Medical experts have been told to draw up advice on the maximum amount of time young people should spend on social media.
In an interview, the UK health secretary and father-of-three, Matt Hancock said he was “very worried” about the impact on children’s mental health.
He said he hoped the guidelines would become the “norm”, like the recommended maximum alcohol consumption for adults.
England’s chief medical officer has been asked to put together the advice.
Mr Hancock told the Observer: “I am, as a father, very worried about the growing evidence of the impact of social media on children’s mental health.
“Unrestricted use (of social media) by younger children risks being very damaging to their mental health.
“So I have asked the chief medical officer to bring forward formal guidance on its use by children.”
Mr Hancock believes guidelines could empower parents to enforce sensible time limits and explain them to children.
“As a parent, you want to be able to say, ‘The rules say you shouldn’t use social media for more than a certain period of time,'” he said.
Earlier this year, the former culture secretary became the first MP to launch his own smartphone app, where fans and constituents can discuss community issues.
He criticized Facebook and Instagram for not enforcing their rules on age limits and asked Dame Sally Davies, England’s chief medical officer, to bring forward guidance on the minimum ages for users of different sites.
England Children’s Commissioner, Anne Longfield, has welcomed advice on screen time and age for children and parents alike.
And NHS England said it was right to highlight social media’s role in a rise in young people’s mental health issues.
But the Centre for Mental Health charity has said that debate around social media and mental health is “polarised and often lacking in evidence”.

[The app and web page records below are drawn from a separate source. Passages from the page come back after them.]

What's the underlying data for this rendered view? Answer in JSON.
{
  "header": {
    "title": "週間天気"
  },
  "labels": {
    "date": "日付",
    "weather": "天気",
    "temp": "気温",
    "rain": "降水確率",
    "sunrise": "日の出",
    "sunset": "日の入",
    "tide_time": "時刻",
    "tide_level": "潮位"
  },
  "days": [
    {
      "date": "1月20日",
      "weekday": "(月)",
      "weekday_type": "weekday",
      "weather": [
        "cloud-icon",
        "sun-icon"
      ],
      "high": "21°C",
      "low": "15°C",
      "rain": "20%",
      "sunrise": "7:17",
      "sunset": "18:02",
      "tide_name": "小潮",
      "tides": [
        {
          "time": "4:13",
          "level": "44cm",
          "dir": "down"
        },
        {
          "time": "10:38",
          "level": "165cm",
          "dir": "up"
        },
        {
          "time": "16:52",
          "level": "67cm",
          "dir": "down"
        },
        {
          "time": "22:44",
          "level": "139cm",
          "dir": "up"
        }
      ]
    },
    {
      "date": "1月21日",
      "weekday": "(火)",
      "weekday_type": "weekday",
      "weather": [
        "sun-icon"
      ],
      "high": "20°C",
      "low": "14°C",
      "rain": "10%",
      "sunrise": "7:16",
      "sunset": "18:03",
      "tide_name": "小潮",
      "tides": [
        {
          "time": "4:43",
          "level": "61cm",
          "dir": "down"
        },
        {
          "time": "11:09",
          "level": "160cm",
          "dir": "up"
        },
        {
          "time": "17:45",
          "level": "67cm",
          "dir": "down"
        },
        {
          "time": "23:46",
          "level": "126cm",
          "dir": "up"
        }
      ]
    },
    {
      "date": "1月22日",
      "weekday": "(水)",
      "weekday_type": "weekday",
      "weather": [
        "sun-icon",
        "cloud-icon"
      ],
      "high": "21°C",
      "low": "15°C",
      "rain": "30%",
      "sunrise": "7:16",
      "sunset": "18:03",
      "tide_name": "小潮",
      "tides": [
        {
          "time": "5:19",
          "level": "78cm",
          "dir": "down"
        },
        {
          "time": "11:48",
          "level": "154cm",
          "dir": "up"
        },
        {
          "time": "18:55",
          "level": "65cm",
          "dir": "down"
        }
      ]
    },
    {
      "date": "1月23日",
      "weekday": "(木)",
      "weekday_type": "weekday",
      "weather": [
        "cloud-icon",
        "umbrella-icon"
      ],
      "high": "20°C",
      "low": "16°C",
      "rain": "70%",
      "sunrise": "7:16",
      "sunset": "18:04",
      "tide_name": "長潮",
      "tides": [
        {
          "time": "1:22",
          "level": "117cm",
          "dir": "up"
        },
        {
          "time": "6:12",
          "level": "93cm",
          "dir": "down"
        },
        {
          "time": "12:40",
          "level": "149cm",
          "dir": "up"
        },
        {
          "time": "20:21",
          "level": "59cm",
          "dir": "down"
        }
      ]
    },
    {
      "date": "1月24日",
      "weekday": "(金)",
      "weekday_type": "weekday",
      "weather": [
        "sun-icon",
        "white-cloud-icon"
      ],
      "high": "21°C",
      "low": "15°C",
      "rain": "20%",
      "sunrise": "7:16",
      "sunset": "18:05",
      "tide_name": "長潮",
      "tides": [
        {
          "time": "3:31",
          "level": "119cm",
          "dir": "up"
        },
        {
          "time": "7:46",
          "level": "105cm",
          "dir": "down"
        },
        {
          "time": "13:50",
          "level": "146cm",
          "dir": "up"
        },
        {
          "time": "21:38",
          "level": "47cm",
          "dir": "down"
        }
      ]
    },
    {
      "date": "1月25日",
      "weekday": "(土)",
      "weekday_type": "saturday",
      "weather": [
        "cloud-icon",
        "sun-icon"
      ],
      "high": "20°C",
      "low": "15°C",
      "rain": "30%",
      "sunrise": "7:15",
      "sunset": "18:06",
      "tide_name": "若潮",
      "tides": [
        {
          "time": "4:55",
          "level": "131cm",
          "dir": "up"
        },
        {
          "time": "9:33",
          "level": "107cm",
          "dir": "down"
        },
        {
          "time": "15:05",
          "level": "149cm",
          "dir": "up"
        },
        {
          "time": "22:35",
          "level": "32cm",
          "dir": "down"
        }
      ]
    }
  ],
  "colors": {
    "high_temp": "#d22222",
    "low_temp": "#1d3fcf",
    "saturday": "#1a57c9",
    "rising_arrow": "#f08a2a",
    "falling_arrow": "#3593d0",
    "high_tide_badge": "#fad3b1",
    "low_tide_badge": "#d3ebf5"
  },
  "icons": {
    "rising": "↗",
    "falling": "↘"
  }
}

“Blaming social media for mental health difficulties with many complex causes simply alienates the young people whose lives are being debated and social media companies who could do more to help young people to thrive,” chief executive Sarah Hughes said.